LAST UPDATED ON October 14, 2020

The Importance of E-Commerce Security

If you don't take the time to implement e-commerce security, you expose your business and customers to a variety of major issues.

Statistics show that one in five small business retailers fall to some form of credit card fraud over the course of a given year, and this comes with consequences.

Many of these same stores end up needing to close as a result of these breaches, which is a far cry from the stories you hear about mega-corporations in the same situation, that may take a financial hit, but end up moving on in time. When it comes to this situation, it’s important to make sure that you:

A: Know how important it is that you keep track of e-commerce security.

B: Know what you can do to improve.

We’ll cover both to help you create a better setup for your e-commerce site.


Why You Need To Invest In E-Commerce Security

At the end of the day, the major reason why e-commerce security is so important for small businesses is a basic tenet that runs through all businesses: trust. More than ever, people want to work with companies that don’t just have the product or services they want, but also conduct business in a way they trust and respect. For e-commerce, there’s already that lack of a personal touch, so you want people to feel comfortable with you to compensate.

A security breach is especially damaging for a small business because it hits them right in the major advantage they might have had against a larger company. A larger company with a breach may lose trust, but people may still go to them due to pricing or selection.


How To Improve Your E-Commerce Security

When it comes to improving the e-commerce security of your website, there are a few things you can do right away. These include:
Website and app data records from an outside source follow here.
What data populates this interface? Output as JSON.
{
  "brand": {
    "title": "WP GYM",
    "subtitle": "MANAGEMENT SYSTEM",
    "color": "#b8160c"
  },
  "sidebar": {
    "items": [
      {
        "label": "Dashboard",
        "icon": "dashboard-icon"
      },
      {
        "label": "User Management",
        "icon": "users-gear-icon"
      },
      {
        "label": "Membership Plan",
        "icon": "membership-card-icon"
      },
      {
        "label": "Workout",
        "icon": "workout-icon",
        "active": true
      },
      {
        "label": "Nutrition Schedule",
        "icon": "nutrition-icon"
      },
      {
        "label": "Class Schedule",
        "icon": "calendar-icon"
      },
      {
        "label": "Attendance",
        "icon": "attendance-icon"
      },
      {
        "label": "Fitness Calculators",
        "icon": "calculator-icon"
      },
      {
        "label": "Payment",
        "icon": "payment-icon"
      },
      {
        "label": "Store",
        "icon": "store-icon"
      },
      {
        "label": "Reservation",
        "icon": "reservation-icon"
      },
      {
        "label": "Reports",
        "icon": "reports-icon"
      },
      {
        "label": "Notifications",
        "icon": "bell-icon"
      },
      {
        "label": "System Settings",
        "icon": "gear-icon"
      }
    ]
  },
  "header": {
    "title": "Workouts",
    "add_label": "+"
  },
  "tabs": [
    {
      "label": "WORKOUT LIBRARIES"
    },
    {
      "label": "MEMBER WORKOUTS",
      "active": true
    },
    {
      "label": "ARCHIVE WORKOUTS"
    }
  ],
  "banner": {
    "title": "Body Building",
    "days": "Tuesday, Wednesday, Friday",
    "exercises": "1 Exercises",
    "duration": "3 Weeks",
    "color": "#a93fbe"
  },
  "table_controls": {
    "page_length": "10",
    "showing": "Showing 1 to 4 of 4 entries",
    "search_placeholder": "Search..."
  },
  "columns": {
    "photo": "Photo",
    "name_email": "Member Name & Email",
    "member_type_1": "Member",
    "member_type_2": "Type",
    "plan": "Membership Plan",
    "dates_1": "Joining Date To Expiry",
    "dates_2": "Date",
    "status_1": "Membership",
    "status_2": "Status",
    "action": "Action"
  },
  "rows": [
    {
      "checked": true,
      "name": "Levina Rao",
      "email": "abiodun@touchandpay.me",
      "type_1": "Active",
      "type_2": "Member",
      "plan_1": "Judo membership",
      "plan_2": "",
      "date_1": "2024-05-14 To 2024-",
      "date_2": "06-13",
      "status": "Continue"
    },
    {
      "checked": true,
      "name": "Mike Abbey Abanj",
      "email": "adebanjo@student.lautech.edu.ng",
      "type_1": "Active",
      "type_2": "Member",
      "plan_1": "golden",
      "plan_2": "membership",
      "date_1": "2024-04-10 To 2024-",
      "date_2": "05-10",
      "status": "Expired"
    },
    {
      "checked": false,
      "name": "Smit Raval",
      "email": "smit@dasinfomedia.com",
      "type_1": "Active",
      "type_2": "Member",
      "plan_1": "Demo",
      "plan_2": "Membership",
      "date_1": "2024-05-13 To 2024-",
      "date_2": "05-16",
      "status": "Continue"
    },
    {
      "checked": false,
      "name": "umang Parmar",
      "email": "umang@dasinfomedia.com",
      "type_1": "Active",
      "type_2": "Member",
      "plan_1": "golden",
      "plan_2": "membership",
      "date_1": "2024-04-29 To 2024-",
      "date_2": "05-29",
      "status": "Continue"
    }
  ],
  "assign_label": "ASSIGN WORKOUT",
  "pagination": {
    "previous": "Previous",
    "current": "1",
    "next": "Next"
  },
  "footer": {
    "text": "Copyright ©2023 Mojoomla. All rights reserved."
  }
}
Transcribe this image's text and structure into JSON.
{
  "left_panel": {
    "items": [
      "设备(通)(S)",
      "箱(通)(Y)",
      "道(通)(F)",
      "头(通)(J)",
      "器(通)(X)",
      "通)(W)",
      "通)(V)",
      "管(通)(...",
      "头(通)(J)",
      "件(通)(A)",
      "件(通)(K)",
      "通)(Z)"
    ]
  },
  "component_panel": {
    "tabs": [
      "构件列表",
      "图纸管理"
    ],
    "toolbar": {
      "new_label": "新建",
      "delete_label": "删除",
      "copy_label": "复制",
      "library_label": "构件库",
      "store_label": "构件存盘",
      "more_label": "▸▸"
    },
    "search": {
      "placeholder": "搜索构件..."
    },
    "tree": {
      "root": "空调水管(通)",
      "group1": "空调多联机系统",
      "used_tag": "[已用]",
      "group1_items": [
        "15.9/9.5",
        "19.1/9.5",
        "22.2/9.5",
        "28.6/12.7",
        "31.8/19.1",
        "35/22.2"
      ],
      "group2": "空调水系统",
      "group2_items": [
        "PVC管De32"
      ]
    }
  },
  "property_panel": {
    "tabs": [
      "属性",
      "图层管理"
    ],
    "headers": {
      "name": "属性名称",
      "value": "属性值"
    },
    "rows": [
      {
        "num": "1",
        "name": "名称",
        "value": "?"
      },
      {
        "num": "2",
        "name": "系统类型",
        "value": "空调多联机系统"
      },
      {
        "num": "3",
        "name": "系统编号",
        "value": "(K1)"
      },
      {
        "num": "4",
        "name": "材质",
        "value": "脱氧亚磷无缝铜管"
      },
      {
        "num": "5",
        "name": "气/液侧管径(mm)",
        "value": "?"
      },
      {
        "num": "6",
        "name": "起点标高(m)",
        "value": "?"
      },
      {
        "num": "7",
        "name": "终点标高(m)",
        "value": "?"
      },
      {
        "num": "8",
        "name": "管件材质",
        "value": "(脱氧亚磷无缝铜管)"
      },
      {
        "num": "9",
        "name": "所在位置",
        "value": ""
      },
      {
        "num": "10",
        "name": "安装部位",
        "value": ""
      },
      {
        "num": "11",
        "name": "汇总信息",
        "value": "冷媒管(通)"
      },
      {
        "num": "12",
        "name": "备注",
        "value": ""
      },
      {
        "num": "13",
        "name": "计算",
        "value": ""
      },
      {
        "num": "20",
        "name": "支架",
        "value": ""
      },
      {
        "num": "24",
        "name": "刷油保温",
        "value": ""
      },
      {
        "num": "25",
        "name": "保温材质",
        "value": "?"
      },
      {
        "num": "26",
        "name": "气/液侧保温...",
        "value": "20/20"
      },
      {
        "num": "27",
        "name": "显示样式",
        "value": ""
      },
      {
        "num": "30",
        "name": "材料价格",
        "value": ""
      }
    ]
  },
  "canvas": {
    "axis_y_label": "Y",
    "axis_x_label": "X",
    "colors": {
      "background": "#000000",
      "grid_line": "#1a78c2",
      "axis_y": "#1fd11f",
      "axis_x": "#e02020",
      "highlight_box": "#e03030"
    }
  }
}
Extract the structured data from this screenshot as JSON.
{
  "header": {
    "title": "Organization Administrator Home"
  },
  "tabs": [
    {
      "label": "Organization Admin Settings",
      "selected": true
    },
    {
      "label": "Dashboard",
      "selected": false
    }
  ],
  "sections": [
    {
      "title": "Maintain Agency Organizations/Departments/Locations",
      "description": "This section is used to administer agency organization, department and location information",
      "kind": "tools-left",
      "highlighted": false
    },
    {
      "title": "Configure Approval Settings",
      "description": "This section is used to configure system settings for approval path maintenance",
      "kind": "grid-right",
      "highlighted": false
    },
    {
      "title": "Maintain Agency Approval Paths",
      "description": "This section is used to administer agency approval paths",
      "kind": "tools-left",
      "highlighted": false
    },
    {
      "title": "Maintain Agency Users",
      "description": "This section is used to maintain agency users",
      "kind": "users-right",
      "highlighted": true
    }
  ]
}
Creating a company culture: A lot of the time, security breaches are caused by neglect from employees rather than ingenious criminals. This is why you want to make especially sure that anyone in charge of a part of your e-commerce site is taking care of both the site itself and any relevant customer data.

Get an SSL certificate: Last year, Google said that it would put a warning on Chrome for any sites without an SSL certificate. The truth is, you should have this anyway, as it adds a layer of encryption for customer data.

Watch your plugins: Outdated plugins can provide a backdoor for people to get into your site, so make sure that you are regularly updating and phasing out plugins that are no longer getting updated.

You may be thinking if there’s a way that you can get additional help in this area. After all, if there are tools to do things like help a sales team respond to customers instantly, shouldn’t there be tools that can help you with e-commerce security as well?  The answer is somewhat. While a set of tools isn’t going to fully replace installing some of the best practices we’ve just mentioned, there are a few basic things that you can do in order to try and install more consumer trust.

A good example of this is installing bot-detection software. Bots are a huge part of internet traffic, and malicious ones represent as much as 30% of online fraud. Using bot-detection can do a lot to ensure that you don’t have to deal with price scraping or having your data stolen.

Never miss the latest business tools